*I* don't feel offended if someone declines some freaky healthfood I might offer. I may tease them about it, acknowledging that it might not meet their beer-and-twinkies preference, but that it won't kill them either. Too, I think it's only appropriate to inform people about what's in something they might eat. I often write ingredients on a shared dish, or tell it's intended recipient what's in it. Perhaps that may come across as a criticism.

Have you heard the term "Food Pharisees?" Do you see it as a double standard, or are there other meanings I'm missing here?


annie said...

I haven't heard that phrase but I know the attitude. I get it sometimes from my mom, though lately that has subsided a smidge after I made it as clear as possible (and said it at every opportunity possible) that we do not judge anyone else, do not expect anyone else to "cater" to us, and will eat what is offered when at someone else's home or when invited out by someone. I've tried to put this into practice as often as I can by eating whatever my mom makes when I'm visiting or ordering things I know she likes when she invites me out to lunch, even though the food is usually something I wouldn't eat voluntarily and would not make in my own home. Also I have explained again and again that we are choosing to eat the way we are to avoid the myriad of health problems she and my dad and my in-laws have and avoid going to the doctor so much. She calls annual visits to four different doctors preventative care. I call eating healthy while all my parts are still working right preventative care.

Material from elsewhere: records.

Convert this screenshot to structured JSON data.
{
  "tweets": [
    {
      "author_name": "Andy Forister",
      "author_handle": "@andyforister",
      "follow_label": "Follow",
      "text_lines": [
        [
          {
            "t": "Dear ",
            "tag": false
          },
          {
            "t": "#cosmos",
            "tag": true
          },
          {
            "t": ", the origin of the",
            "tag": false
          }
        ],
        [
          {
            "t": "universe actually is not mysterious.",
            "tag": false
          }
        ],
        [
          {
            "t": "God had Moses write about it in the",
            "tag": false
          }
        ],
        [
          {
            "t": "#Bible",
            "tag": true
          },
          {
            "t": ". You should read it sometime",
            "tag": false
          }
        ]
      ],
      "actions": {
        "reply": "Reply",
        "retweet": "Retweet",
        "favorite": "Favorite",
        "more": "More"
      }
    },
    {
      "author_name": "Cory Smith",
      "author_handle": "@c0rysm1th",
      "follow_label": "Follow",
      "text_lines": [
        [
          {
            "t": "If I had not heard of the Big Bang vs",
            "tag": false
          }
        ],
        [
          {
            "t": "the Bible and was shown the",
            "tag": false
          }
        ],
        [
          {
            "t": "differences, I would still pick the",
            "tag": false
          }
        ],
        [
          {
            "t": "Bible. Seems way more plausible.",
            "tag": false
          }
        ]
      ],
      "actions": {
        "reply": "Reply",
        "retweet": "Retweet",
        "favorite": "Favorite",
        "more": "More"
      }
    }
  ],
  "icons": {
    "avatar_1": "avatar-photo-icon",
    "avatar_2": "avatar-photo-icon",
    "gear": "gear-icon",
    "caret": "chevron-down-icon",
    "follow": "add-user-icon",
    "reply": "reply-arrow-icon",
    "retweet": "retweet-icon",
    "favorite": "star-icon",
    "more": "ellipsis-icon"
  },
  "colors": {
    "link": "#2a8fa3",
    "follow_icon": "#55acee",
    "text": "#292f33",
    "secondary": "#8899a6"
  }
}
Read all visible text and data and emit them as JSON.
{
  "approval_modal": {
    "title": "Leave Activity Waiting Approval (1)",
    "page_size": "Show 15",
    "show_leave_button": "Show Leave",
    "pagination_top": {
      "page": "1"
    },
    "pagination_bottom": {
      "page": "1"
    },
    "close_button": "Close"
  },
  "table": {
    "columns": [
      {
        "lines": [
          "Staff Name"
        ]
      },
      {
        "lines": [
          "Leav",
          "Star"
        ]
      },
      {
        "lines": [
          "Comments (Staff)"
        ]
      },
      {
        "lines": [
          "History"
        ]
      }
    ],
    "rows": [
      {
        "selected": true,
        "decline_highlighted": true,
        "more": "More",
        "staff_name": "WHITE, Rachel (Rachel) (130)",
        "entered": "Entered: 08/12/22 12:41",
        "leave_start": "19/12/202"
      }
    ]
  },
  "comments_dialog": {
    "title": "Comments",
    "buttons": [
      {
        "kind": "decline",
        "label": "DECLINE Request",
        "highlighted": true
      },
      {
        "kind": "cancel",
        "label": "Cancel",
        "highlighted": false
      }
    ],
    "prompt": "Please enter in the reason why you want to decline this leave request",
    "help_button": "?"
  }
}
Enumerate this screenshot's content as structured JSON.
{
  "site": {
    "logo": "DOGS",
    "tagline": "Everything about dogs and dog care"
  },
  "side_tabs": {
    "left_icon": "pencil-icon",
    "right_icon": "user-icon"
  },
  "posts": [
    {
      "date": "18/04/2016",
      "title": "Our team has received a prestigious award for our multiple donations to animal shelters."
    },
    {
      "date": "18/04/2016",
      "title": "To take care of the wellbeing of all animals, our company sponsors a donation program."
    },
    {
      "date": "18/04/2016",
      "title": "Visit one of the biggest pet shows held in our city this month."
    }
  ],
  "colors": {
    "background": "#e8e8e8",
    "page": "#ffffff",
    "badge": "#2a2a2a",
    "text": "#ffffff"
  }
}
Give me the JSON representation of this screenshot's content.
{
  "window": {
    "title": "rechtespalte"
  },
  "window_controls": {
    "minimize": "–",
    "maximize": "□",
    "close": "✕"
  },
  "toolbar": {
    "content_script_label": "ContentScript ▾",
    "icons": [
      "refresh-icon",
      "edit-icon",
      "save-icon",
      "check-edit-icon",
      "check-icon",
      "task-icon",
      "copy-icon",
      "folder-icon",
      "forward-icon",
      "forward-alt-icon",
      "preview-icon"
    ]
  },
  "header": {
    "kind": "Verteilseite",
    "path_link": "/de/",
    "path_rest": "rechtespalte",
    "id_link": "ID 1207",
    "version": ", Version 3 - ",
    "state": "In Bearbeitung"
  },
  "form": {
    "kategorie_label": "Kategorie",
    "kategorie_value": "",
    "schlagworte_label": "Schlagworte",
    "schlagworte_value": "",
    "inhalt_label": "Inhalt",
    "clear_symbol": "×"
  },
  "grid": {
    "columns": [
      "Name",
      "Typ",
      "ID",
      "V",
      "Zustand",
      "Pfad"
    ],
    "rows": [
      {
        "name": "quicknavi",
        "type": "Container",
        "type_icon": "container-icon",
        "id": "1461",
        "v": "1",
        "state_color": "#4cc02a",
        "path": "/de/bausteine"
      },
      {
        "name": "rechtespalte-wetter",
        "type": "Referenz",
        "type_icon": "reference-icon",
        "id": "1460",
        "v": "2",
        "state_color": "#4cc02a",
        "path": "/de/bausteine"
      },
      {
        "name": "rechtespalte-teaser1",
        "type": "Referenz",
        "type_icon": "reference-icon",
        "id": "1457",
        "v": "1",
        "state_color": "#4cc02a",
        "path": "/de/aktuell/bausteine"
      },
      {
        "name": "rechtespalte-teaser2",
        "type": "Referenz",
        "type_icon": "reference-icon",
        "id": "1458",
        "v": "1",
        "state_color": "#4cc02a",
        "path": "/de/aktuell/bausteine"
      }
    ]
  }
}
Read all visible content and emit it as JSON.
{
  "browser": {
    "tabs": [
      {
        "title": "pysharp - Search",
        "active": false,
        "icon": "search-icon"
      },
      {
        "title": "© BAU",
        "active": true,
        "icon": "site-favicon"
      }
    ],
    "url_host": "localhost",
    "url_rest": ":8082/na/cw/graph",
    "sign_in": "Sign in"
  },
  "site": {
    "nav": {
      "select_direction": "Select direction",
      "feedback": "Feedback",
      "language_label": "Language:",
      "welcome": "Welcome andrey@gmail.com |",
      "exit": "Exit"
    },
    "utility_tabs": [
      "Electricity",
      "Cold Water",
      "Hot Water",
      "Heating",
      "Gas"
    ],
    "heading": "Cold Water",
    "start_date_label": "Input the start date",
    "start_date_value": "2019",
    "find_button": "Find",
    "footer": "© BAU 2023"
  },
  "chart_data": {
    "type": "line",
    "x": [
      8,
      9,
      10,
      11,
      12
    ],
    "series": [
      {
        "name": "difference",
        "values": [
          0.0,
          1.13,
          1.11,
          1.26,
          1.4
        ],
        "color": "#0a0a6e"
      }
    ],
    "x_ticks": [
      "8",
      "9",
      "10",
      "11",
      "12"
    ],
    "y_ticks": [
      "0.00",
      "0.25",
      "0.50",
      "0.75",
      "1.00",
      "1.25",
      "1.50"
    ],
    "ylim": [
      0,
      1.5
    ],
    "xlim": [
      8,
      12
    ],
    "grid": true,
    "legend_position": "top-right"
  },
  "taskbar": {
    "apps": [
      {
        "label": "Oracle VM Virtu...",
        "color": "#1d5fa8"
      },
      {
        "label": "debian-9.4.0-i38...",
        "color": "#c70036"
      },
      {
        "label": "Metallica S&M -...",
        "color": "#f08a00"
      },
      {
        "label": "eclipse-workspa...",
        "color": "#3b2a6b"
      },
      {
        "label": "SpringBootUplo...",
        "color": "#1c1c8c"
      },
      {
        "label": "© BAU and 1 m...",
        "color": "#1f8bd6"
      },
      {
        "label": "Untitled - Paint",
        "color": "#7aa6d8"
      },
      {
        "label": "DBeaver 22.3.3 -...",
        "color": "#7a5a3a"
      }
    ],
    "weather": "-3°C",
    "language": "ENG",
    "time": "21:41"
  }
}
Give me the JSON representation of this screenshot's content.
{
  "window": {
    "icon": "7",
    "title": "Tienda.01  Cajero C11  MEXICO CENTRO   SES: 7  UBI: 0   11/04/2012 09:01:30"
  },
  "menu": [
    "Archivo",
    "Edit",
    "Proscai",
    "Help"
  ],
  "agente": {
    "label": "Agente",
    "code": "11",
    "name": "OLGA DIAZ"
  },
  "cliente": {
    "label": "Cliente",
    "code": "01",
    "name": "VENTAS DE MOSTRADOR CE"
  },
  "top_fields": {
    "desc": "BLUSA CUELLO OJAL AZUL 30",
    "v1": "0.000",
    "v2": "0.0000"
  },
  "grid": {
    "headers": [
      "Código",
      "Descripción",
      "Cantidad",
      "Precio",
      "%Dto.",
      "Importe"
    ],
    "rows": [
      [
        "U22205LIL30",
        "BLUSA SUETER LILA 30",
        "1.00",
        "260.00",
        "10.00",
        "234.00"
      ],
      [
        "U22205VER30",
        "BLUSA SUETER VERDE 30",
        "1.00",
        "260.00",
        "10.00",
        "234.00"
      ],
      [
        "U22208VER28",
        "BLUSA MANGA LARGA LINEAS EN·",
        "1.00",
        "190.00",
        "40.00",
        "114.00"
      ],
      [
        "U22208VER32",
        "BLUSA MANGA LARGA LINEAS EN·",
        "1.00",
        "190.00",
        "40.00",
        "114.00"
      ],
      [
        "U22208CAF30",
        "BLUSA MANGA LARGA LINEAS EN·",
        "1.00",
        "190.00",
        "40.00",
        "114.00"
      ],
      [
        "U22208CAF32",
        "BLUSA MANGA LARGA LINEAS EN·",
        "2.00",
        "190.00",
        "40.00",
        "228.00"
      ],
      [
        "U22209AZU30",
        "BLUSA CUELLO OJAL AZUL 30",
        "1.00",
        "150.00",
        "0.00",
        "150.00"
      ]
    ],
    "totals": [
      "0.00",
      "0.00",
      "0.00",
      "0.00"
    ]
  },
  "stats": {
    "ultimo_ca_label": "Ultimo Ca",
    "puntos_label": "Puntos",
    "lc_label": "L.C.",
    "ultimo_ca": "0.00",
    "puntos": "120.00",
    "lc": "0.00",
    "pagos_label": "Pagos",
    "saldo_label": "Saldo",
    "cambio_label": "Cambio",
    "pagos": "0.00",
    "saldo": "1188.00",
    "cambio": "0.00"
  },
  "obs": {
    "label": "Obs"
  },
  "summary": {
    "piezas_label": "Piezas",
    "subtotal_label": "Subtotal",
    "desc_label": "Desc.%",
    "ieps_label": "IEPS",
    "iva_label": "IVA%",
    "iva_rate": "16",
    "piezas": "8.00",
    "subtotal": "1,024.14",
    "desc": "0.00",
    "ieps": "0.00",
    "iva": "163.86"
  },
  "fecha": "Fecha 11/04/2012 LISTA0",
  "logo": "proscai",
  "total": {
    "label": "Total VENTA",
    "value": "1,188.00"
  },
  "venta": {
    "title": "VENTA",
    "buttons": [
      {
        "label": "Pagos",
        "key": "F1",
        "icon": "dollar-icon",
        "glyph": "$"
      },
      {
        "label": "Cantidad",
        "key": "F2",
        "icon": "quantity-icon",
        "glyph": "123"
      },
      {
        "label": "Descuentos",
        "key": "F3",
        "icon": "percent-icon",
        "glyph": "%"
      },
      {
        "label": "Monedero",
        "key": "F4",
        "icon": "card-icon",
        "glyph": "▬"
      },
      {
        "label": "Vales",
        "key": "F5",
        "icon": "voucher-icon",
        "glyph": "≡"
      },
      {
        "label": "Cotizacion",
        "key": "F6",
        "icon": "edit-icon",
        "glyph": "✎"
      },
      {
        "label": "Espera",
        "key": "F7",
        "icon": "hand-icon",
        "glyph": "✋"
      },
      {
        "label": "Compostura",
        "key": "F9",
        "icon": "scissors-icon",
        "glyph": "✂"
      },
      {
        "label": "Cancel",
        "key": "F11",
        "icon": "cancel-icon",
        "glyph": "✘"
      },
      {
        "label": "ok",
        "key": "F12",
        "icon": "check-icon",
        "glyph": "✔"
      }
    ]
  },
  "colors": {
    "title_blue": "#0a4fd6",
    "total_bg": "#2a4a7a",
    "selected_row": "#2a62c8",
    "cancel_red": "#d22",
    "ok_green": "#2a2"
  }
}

Anyway, I think the reason for this attitude is because we are choosing to eat this way, insinuating we are making the better choice (we are!) and judging those who choose otherwise (we are not!). Celiacs, those with adhd, etc. are not necessarily choosing their dietary habits but are doing so for medical reasons. Even though the same could be said for the hippy dippy health nuts. It seems people find it unbelievable someone would want to turn down a twinkie, but less unbelievable if the rejection is prefaced with "...my doctor says so." Never mind the fact that they wouldn't actually have to go to the doctor to be told such a think if they rejected twinkies first.

My take on it, anyway.

I like the new header...what is that? Lavender? Lilac? I have no idea. Such delicate pretty things don't grow well here. Organique is beautiful! I love that face.

EllaJac said...

Forgive my weird spacing between paragrahs... Blogger did it.

So, if I say, "my doctor made me do it," I'm off the hook? Might try it...

Oh, that lovely purple bloom? Early spring weeds. They shortly turn to obnoxious little prickly things. So sad.

MamaJ said...

AH-HA! The wacky Blogger spacing strikes again!! Yes, if you said, "my doctor/nutritionist makes me eat these foods," I would not feel nearly as inadequate when I read about your latest healthy cooking plans! But, you don't need to do that, of course. I will just live vicariously through you for now! :-)